(Website and app data records)
● ● ● ●

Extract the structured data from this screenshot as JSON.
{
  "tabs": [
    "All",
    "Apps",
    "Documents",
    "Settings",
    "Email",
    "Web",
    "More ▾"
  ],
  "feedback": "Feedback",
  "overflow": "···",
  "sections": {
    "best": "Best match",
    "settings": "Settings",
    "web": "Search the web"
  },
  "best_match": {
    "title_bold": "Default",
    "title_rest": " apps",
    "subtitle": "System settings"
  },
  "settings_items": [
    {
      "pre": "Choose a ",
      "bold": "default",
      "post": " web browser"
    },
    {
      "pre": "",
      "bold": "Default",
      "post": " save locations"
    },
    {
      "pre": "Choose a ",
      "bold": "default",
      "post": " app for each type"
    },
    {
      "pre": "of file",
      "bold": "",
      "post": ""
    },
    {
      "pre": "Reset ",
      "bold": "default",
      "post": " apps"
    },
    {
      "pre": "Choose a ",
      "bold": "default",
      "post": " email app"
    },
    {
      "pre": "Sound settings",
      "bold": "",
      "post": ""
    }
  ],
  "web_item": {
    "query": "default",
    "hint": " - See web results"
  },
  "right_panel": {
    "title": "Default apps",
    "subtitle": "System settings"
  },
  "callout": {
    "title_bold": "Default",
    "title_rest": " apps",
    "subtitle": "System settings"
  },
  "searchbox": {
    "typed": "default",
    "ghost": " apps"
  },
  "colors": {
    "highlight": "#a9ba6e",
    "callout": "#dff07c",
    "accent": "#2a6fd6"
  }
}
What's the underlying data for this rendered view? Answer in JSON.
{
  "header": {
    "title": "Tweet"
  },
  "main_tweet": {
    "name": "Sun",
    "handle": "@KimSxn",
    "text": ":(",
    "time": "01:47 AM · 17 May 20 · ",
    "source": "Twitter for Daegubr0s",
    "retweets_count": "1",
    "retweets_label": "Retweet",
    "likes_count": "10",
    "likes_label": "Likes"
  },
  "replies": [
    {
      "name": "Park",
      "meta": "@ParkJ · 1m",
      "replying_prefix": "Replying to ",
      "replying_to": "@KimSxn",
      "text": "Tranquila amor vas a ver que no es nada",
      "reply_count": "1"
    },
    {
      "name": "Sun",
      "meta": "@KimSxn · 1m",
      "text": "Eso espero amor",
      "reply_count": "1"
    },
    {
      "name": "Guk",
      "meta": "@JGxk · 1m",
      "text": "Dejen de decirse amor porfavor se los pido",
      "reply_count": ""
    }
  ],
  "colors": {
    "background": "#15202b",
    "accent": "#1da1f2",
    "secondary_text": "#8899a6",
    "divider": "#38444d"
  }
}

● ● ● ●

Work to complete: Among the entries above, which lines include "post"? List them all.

Answer section:
      "post": " web browser"
      "post": " save locations"
      "post": " app for each type"
      "post": ""
      "post": " apps"
      "post": " email app"
      "post": ""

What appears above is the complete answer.